[Supplied information]
============
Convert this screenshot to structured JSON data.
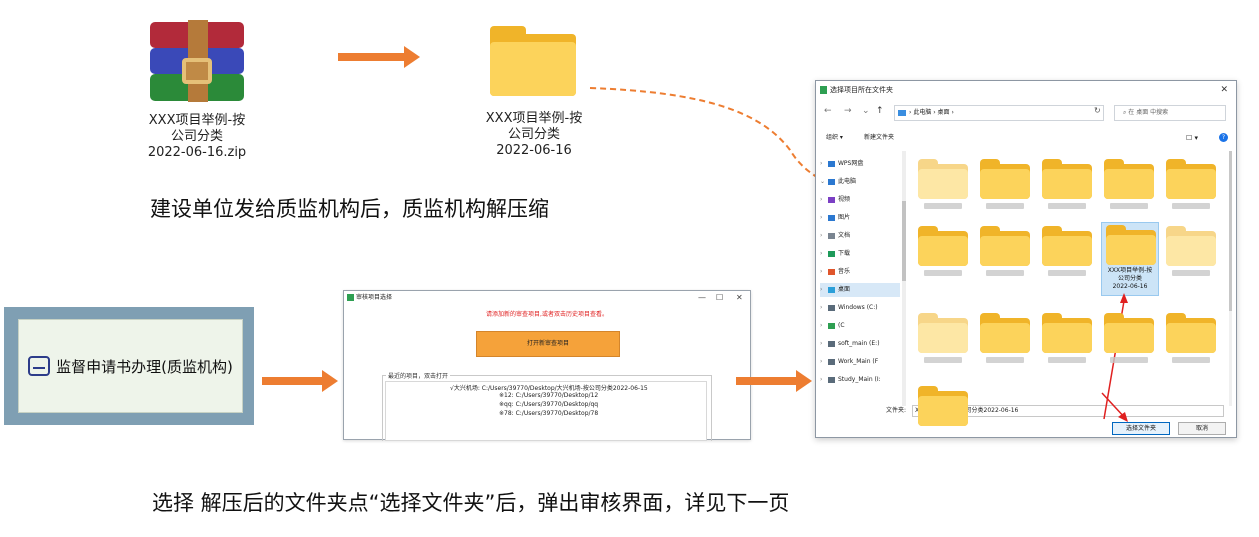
{
  "top_zip": {
    "label_line1": "XXX项目举例-按",
    "label_line2": "公司分类",
    "label_line3": "2022-06-16.zip",
    "icon": "winrar-archive-icon"
  },
  "top_folder": {
    "label_line1": "XXX项目举例-按",
    "label_line2": "公司分类",
    "label_line3": "2022-06-16",
    "icon": "folder-icon"
  },
  "caption_top": "建设单位发给质监机构后，质监机构解压缩",
  "caption_bottom": "选择 解压后的文件夹点“选择文件夹”后，弹出审核界面，详见下一页",
  "supervise_button": {
    "label": "监督申请书办理(质监机构)",
    "icon": "document-car-icon"
  },
  "review_window": {
    "title": "审核项目选择",
    "controls": [
      "—",
      "☐",
      "✕"
    ],
    "warning": "请添加新的审查项目,或者双击历史项目查看。",
    "open_button": "打开新审查项目",
    "recent_group_label": "最近的项目，双击打开",
    "recent_items": [
      "√大兴机场:  C:/Users/39770/Desktop/大兴机场-按公司分类2022-06-15",
      "※12:  C:/Users/39770/Desktop/12",
      "※qq:  C:/Users/39770/Desktop/qq",
      "※78:  C:/Users/39770/Desktop/78"
    ]
  },
  "file_dialog": {
    "title": "选择项目所在文件夹",
    "close": "✕",
    "nav": {
      "back": "←",
      "forward": "→",
      "dropdown": "⌄",
      "up": "↑",
      "refresh": "↻"
    },
    "address": [
      "此电脑",
      "桌面"
    ],
    "search_placeholder": "在 桌面 中搜索",
    "toolbar": {
      "organize": "组织 ▾",
      "new_folder": "新建文件夹",
      "view": "☐ ▾",
      "help": "?"
    },
    "sidebar": [
      {
        "label": "WPS网盘",
        "chev": "›",
        "color": "#2b78d0"
      },
      {
        "label": "此电脑",
        "chev": "⌄",
        "color": "#2b78d0"
      },
      {
        "label": "视频",
        "chev": "›",
        "color": "#7b3fc4"
      },
      {
        "label": "图片",
        "chev": "›",
        "color": "#2b78d0"
      },
      {
        "label": "文档",
        "chev": "›",
        "color": "#7a8591"
      },
      {
        "label": "下载",
        "chev": "›",
        "color": "#1e9a5a"
      },
      {
        "label": "音乐",
        "chev": "›",
        "color": "#e0562c"
      },
      {
        "label": "桌面",
        "chev": "›",
        "color": "#2b9fd9"
      },
      {
        "label": "Windows (C:)",
        "chev": "›",
        "color": "#5a6b7a"
      },
      {
        "label": "(C",
        "chev": "›",
        "color": "#2e9f52"
      },
      {
        "label": "soft_main (E:)",
        "chev": "›",
        "color": "#5a6b7a"
      },
      {
        "label": "Work_Main (F",
        "chev": "›",
        "color": "#5a6b7a"
      },
      {
        "label": "Study_Main (I:",
        "chev": "›",
        "color": "#5a6b7a"
      }
    ],
    "selected_folder": {
      "line1": "XXX项目举例-按",
      "line2": "公司分类",
      "line3": "2022-06-16"
    },
    "filename_label": "文件夹:",
    "filename_value": "XXX项目举例-按公司分类2022-06-16",
    "select_button": "选择文件夹",
    "cancel_button": "取消"
  },
  "colors": {
    "arrow": "#ed7d31",
    "folder_back": "#f0b429",
    "folder_front": "#fcd35b",
    "selection": "#cce4f7",
    "highlight_arrow": "#e02020"
  }
}
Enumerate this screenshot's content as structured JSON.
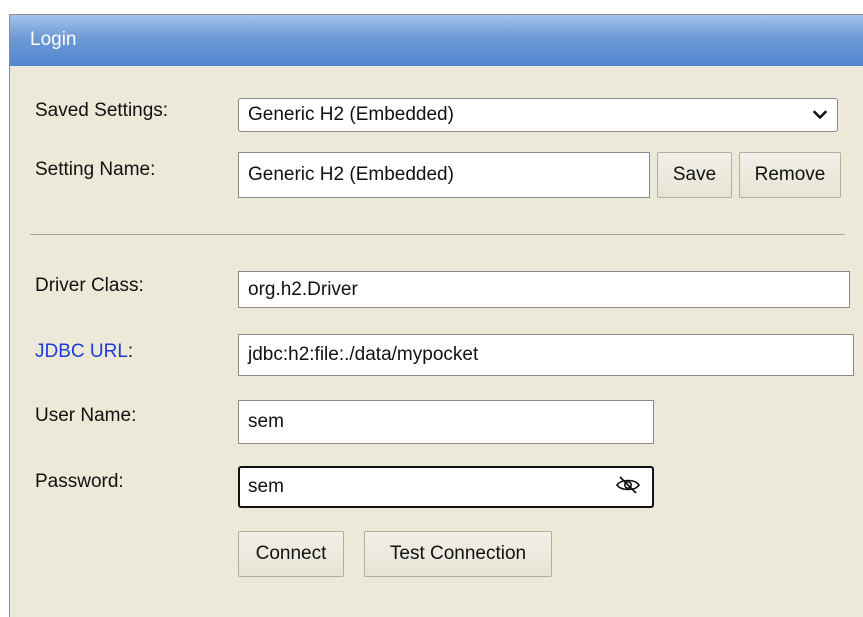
{
  "window": {
    "title": "Login"
  },
  "form": {
    "saved_settings": {
      "label": "Saved Settings:",
      "value": "Generic H2 (Embedded)"
    },
    "setting_name": {
      "label": "Setting Name:",
      "value": "Generic H2 (Embedded)",
      "save_label": "Save",
      "remove_label": "Remove"
    },
    "driver_class": {
      "label": "Driver Class:",
      "value": "org.h2.Driver"
    },
    "jdbc_url": {
      "link_text": "JDBC URL",
      "suffix": ":",
      "value": "jdbc:h2:file:./data/mypocket"
    },
    "user_name": {
      "label": "User Name:",
      "value": "sem"
    },
    "password": {
      "label": "Password:",
      "value": "sem",
      "toggle_icon": "eye-slash-icon"
    },
    "actions": {
      "connect_label": "Connect",
      "test_label": "Test Connection"
    }
  },
  "colors": {
    "panel_bg": "#ece9d8",
    "title_bar": "#6f9ad6",
    "link": "#1f3cd8"
  }
}
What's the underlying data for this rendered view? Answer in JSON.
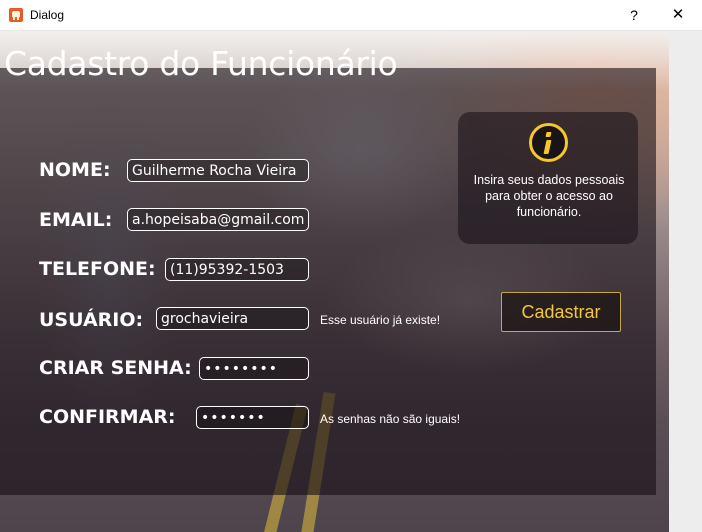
{
  "window": {
    "title": "Dialog",
    "help_label": "?",
    "close_label": "✕"
  },
  "form": {
    "title": "Cadastro do Funcionário",
    "fields": {
      "nome": {
        "label": "NOME:",
        "value": "Guilherme Rocha Vieira"
      },
      "email": {
        "label": "EMAIL:",
        "value": "a.hopeisaba@gmail.com"
      },
      "telefone": {
        "label": "TELEFONE:",
        "value": "(11)95392-1503"
      },
      "usuario": {
        "label": "USUÁRIO:",
        "value": "grochavieira"
      },
      "criar_senha": {
        "label": "CRIAR SENHA:",
        "value": "••••••••"
      },
      "confirmar": {
        "label": "CONFIRMAR:",
        "value": "•••••••"
      }
    },
    "messages": {
      "usuario_error": "Esse usuário já existe!",
      "senha_error": "As senhas não são iguais!"
    }
  },
  "info": {
    "text": "Insira seus dados pessoais para obter o acesso ao funcionário."
  },
  "actions": {
    "cadastrar_label": "Cadastrar"
  },
  "colors": {
    "accent": "#f2c83a",
    "panel": "#160e16"
  }
}
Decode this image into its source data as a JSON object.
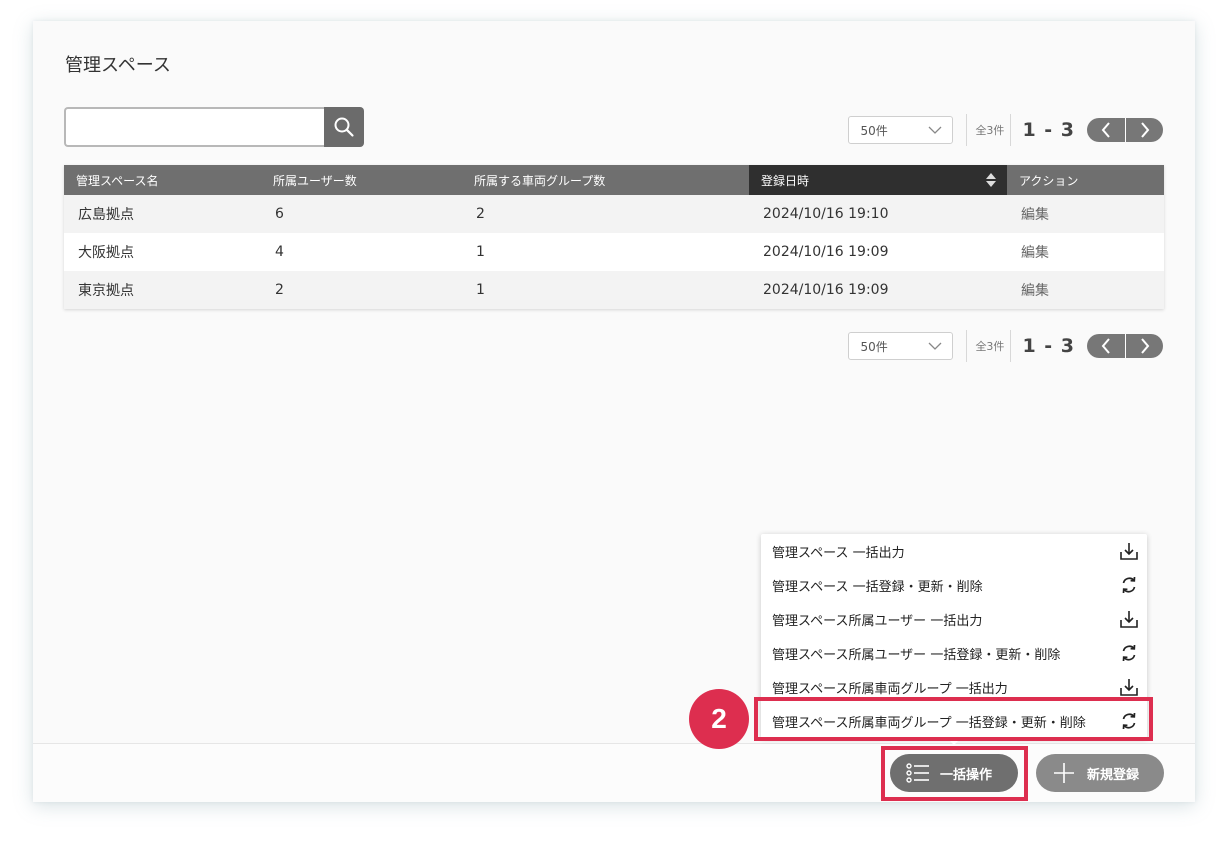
{
  "page": {
    "title": "管理スペース"
  },
  "search": {
    "value": "",
    "placeholder": "",
    "icon": "search-icon"
  },
  "pager": {
    "per_page": "50件",
    "total": "全3件",
    "range": "1 - 3"
  },
  "table": {
    "columns": [
      "管理スペース名",
      "所属ユーザー数",
      "所属する車両グループ数",
      "登録日時",
      "アクション"
    ],
    "sorted_column": "登録日時",
    "rows": [
      [
        "広島拠点",
        "6",
        "2",
        "2024/10/16 19:10",
        "編集"
      ],
      [
        "大阪拠点",
        "4",
        "1",
        "2024/10/16 19:09",
        "編集"
      ],
      [
        "東京拠点",
        "2",
        "1",
        "2024/10/16 19:09",
        "編集"
      ]
    ]
  },
  "menu": {
    "items": [
      {
        "label": "管理スペース 一括出力",
        "icon": "download-icon"
      },
      {
        "label": "管理スペース 一括登録・更新・削除",
        "icon": "refresh-icon"
      },
      {
        "label": "管理スペース所属ユーザー 一括出力",
        "icon": "download-icon"
      },
      {
        "label": "管理スペース所属ユーザー 一括登録・更新・削除",
        "icon": "refresh-icon"
      },
      {
        "label": "管理スペース所属車両グループ 一括出力",
        "icon": "download-icon"
      },
      {
        "label": "管理スペース所属車両グループ 一括登録・更新・削除",
        "icon": "refresh-icon"
      }
    ]
  },
  "footer": {
    "bulk_label": "一括操作",
    "new_label": "新規登録"
  },
  "annotation": {
    "step": "2",
    "color": "#dd2e4f"
  }
}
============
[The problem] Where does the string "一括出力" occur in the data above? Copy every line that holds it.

[Task result]
        "label": "管理スペース 一括出力",
        "label": "管理スペース所属ユーザー 一括出力",
        "label": "管理スペース所属車両グループ 一括出力",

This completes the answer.